Hurricane Irene was a sizeable Atlantic storm that left flood and wind damage along a path through the U.S. East Coast and as far north as Canada. It made landfall near North Carolina at Cape Lookout on August 27, 2011, and was classified as a category one storm. Irene is responsible for five deaths in North Carolina, and it also spawned several tornadoes, including an F-2 near Columbia that demolished at least four homes. In addition to the apparent initial damage from the storm itself, flooding inundated many areas that were in harm’s way, and over 17 inches of rain fell in the Beaufort, Craven, and Pamlico County areas. Storms this powerful are always unpredictable and leave more damage than ever predicted in most cases to homes and property.
9. Hurricane Charley
Hurricane Charley hit the Florida coast in 2004. It created an estimated $15 billion in damage. The year 2004 was an active hurricane year, and the arrival of Charley was no surprise. However, the damage and number of people displaced as a result of the storm took a long time to recover from. The hurricane had already devasted other areas before hitting the Florida coast where it traveled across the state, wreaking havoc wherever it hit. Charley was ruled a category four storm.
10. Hurricane Ivan
Another hurricane that hit the Florida coast (as well as the Alabama coast) in 2004 was Hurricane Ivan. It was considered a category three storm and caused an estimated $14.2 billion in damage. Ivan made landfall in Gulf Shores, Alabama on September 16, 2004 and packed winds in excess of 120mph. Thousands of people lost their homes or suffered severe damage from this storm that left behind the ravages of flooding, winds, and rain.
After the Storm
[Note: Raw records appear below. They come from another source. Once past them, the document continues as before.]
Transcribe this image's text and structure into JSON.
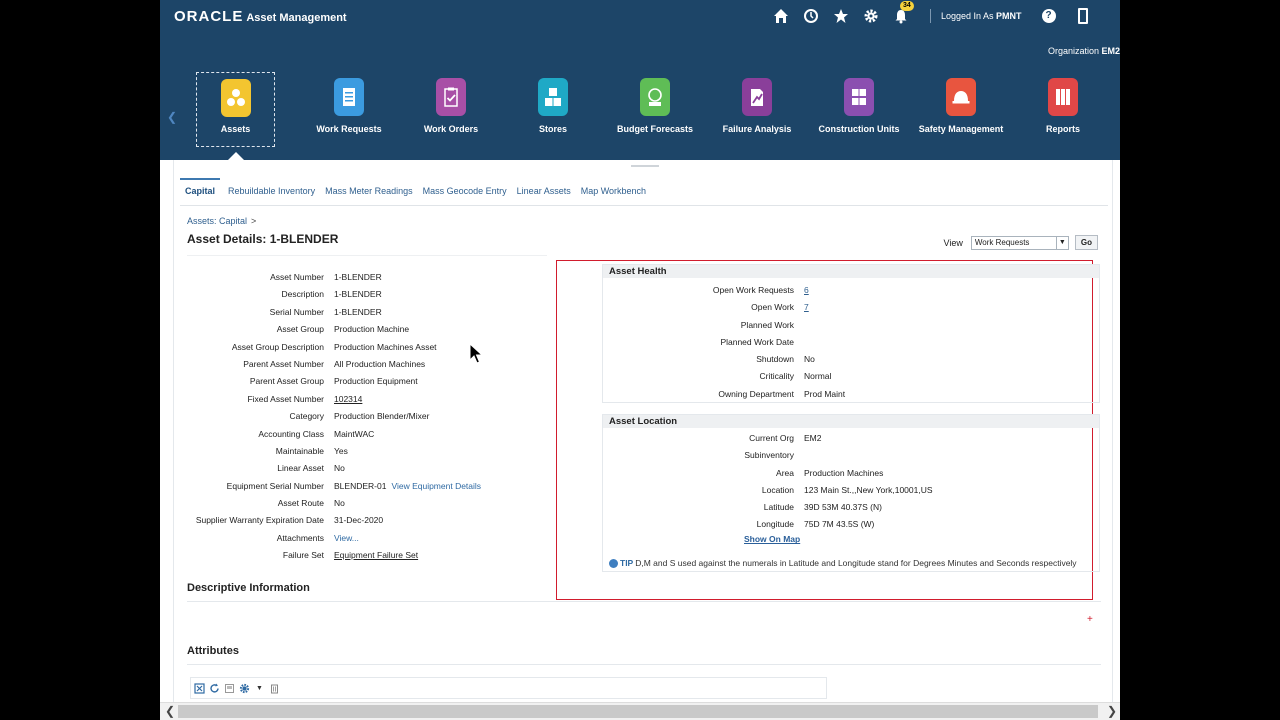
{
  "brand": {
    "oracle": "ORACLE",
    "app": "Asset Management"
  },
  "topbar": {
    "notification_count": "34",
    "logged_in_prefix": "Logged In As ",
    "user": "PMNT",
    "help": "?"
  },
  "org": {
    "label": "Organization ",
    "value": "EM2"
  },
  "nav": [
    {
      "label": "Assets",
      "color": "#f3c530"
    },
    {
      "label": "Work Requests",
      "color": "#3b9be0"
    },
    {
      "label": "Work Orders",
      "color": "#a84fa6"
    },
    {
      "label": "Stores",
      "color": "#1fa9c6"
    },
    {
      "label": "Budget Forecasts",
      "color": "#5fbd56"
    },
    {
      "label": "Failure Analysis",
      "color": "#8a3f9a"
    },
    {
      "label": "Construction Units",
      "color": "#8b4fb0"
    },
    {
      "label": "Safety Management",
      "color": "#e8553f"
    },
    {
      "label": "Reports",
      "color": "#e04747"
    }
  ],
  "tabs": [
    "Capital",
    "Rebuildable Inventory",
    "Mass Meter Readings",
    "Mass Geocode Entry",
    "Linear Assets",
    "Map Workbench"
  ],
  "breadcrumb": {
    "link": "Assets: Capital",
    "sep": ">"
  },
  "page_title": "Asset Details: 1-BLENDER",
  "view": {
    "label": "View",
    "selected": "Work Requests",
    "go": "Go"
  },
  "details": [
    {
      "label": "Asset Number",
      "value": "1-BLENDER"
    },
    {
      "label": "Description",
      "value": "1-BLENDER"
    },
    {
      "label": "Serial Number",
      "value": "1-BLENDER"
    },
    {
      "label": "Asset Group",
      "value": "Production Machine"
    },
    {
      "label": "Asset Group Description",
      "value": "Production Machines Asset"
    },
    {
      "label": "Parent Asset Number",
      "value": "All Production Machines"
    },
    {
      "label": "Parent Asset Group",
      "value": "Production Equipment"
    },
    {
      "label": "Fixed Asset Number",
      "value": "102314"
    },
    {
      "label": "Category",
      "value": "Production Blender/Mixer"
    },
    {
      "label": "Accounting Class",
      "value": "MaintWAC"
    },
    {
      "label": "Maintainable",
      "value": "Yes"
    },
    {
      "label": "Linear Asset",
      "value": "No"
    },
    {
      "label": "Equipment Serial Number",
      "value": "BLENDER-01",
      "link": "View Equipment Details"
    },
    {
      "label": "Asset Route",
      "value": "No"
    },
    {
      "label": "Supplier Warranty Expiration Date",
      "value": "31-Dec-2020"
    },
    {
      "label": "Attachments",
      "value": "View..."
    },
    {
      "label": "Failure Set",
      "value": "Equipment Failure Set"
    }
  ],
  "health": {
    "title": "Asset Health",
    "rows": [
      {
        "label": "Open Work Requests",
        "value": "6"
      },
      {
        "label": "Open Work",
        "value": "7"
      },
      {
        "label": "Planned Work",
        "value": ""
      },
      {
        "label": "Planned Work Date",
        "value": ""
      },
      {
        "label": "Shutdown",
        "value": "No"
      },
      {
        "label": "Criticality",
        "value": "Normal"
      },
      {
        "label": "Owning Department",
        "value": "Prod Maint"
      }
    ]
  },
  "location": {
    "title": "Asset Location",
    "rows": [
      {
        "label": "Current Org",
        "value": "EM2"
      },
      {
        "label": "Subinventory",
        "value": ""
      },
      {
        "label": "Area",
        "value": "Production Machines"
      },
      {
        "label": "Location",
        "value": "123 Main St.,,New York,10001,US"
      },
      {
        "label": "Latitude",
        "value": "39D 53M 40.37S (N)"
      },
      {
        "label": "Longitude",
        "value": "75D 7M 43.5S (W)"
      }
    ],
    "show_on_map": "Show On Map",
    "tip_label": "TIP",
    "tip_text": "D,M and S used against the numerals in Latitude and Longitude stand for Degrees Minutes and Seconds respectively"
  },
  "sections": {
    "descriptive": "Descriptive Information",
    "attributes": "Attributes"
  },
  "required_marker": "+"
}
All of these devastating storms left a path of destruction that spanned hundreds of miles, affected thousands of homes, and displaced thousands of people who lived in these areas. After the storm, these people were in a frantic scramble to get their homes back in order as quickly as possible to get on with their lives.
The flooding, wind damage, and other effects of these storms remain a memory in the minds of the people affected. But their priority was to recover as quickly as they could and pick up the pieces of their lives.
Part of this recovery and healing process has to do with restoring their homes so that they could move back into their houses. Many had paid thousands of dollars into their homes, and they felt devastated by this loss.
Where to Get Help for Loss
FEMA, the Federal Emergency Management Association, helped many people once they were able to file the paperwork and get the aid they needed. For others, flood insurance plans (if they had them) kicked in to cover the damages from the devastating hurricanes that occurred in these coastal areas.
It can happen anywhere
No matter where you live if you are in a coastal area or close by, it is possible that you could be hit by a hurricane or the flooding or remnants of storms such as these shortly. The two major hurricanes that hit the United States this year, Irma and Harvey both hit only one month apart. So the truth is that you never know how often or when they will occur. We can look at the data and predict, with some certainty when they are most likely to occur (September and October) or look at the fact that many of them hit in 2004. But the only thing we can predict with certainty is that hurricanes will hit occasionally, and you need to be prepared when they do.
Whether you were hit head-on or just suffered from the remnants of these storms, we are here to help our Houston and Dallas customers to start with the recovery and restoration process. When your home has been damaged by weather such as this, the best place to start is your foundation.
Home Foundation Repair
Repairing your foundation to its prior condition is paramount to getting your house back in order so that you can get on with your life. If you need a home foundation inspection or repair, contact us at 1-800-368-6328. We can help you pick up the pieces and move on with your life.